In fact, this was a recent study done on 1 and 2-day old babies, and it turns out they can tell the difference between a familiar face and a new face when the change in viewing angle isn’t too great.

Variations on this simple procedure have taught us a great deal about what babies can perceive, understand or expect, as well as how their brains function when they’re doing these tasks.

What is often most surprising is what babies can do within their first few days or birth – such as recognise faces, as in the study above – but the debate about how much these sorts of skills are due to innate knowledge, or innate rapid learning mechanisms, are still raging:

Newborns have no idea what they look like, yet they enter the world equipped with a basic understand of what a face is. They know that the pink blob in the middle of a face is a tongue, and that they can poke out their own tiny tongue in just the same way. This was crucial ammunition for an intellectual war that still rages over whether we emerge from the womb as general-purpose learning machines that soak up details of our environments, or, as Spelke believes, born ‘precocious’, so we can immediately do things that are key to survival (just as newly-hatched chicks and fish can immediately do things such as navigate, or find and recognise food).

Spelke has crossed swords with Professor Mark Johnson of Birkbeck’s Centre for Brain and Cognitive Development in London, whose studies of infant brains stretch back nearly two decades. He points out that the four and six month olds at Spelkeland have hundreds of hours of experience in categorising the world, which challenges Spelke’s ‘core knowledge’ theory. He believes that we enter the world with ‘soft biases to attend to different aspects of the environment, and to learn about the world in particular ways’.

His colleague, Prof Annette Karmiloff-Smith, who once worked with Piaget, praises some of the Spelkeland work (‘Liz has done some great behavioural experiments’) but adds, ‘Paradoxically, although she studies babies, in my view she doesn’t raise questions about infants’ capacity for learning, which may account for their extraordinary abilities without the need for them to be born with pre-specified knowledge.’
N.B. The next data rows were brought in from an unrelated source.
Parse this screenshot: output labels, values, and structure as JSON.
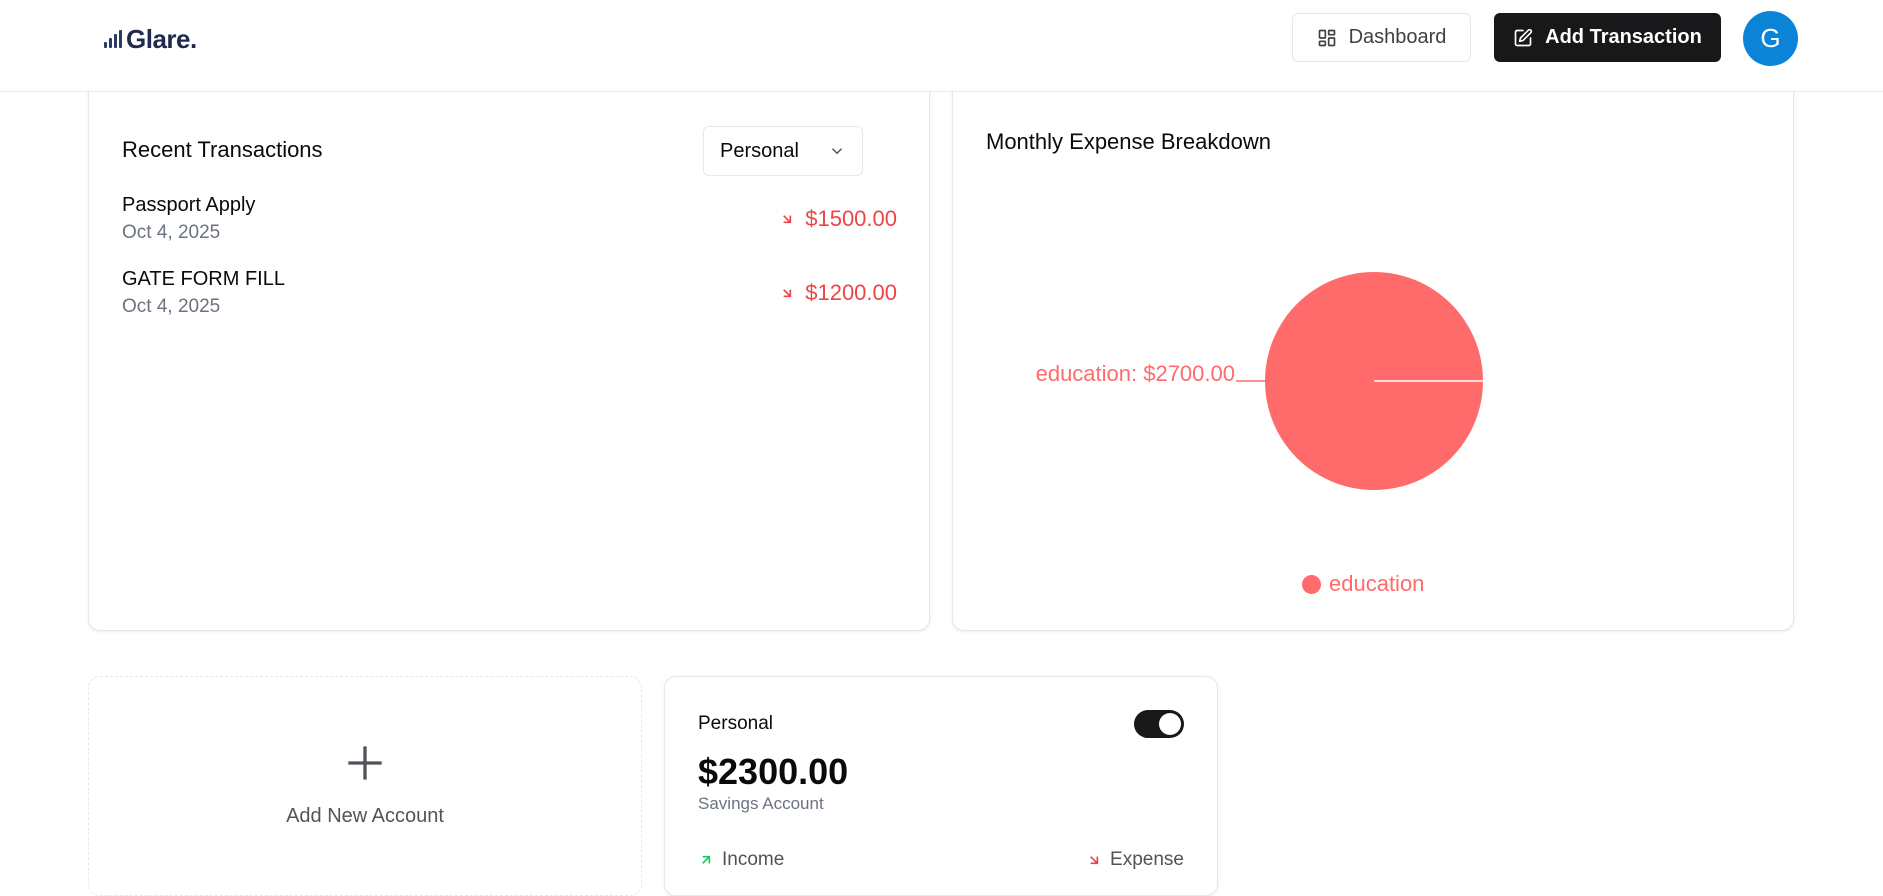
{
  "header": {
    "logo_text": "Glare.",
    "dashboard_label": "Dashboard",
    "add_transaction_label": "Add Transaction",
    "avatar_initial": "G"
  },
  "recent": {
    "title": "Recent Transactions",
    "filter_value": "Personal",
    "transactions": [
      {
        "name": "Passport Apply",
        "date": "Oct 4, 2025",
        "amount": "$1500.00",
        "type": "expense"
      },
      {
        "name": "GATE FORM FILL",
        "date": "Oct 4, 2025",
        "amount": "$1200.00",
        "type": "expense"
      }
    ]
  },
  "chart": {
    "title": "Monthly Expense Breakdown",
    "slice_label": "education: $2700.00",
    "legend_label": "education"
  },
  "chart_data": {
    "type": "pie",
    "title": "Monthly Expense Breakdown",
    "categories": [
      "education"
    ],
    "values": [
      2700.0
    ],
    "colors": [
      "#ff6b6b"
    ],
    "legend": "bottom"
  },
  "accounts": {
    "add_label": "Add New Account",
    "card": {
      "name": "Personal",
      "default_on": true,
      "balance": "$2300.00",
      "type": "Savings Account",
      "income_label": "Income",
      "expense_label": "Expense"
    }
  },
  "colors": {
    "expense": "#ef4444",
    "income": "#22c55e",
    "pie": "#ff6b6b",
    "primary": "#18181b",
    "avatar": "#0b84d8"
  }
}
Link to article ‘Harvard’s baby brain research lab’ (via 3QD).
Link to video of Spelke interview.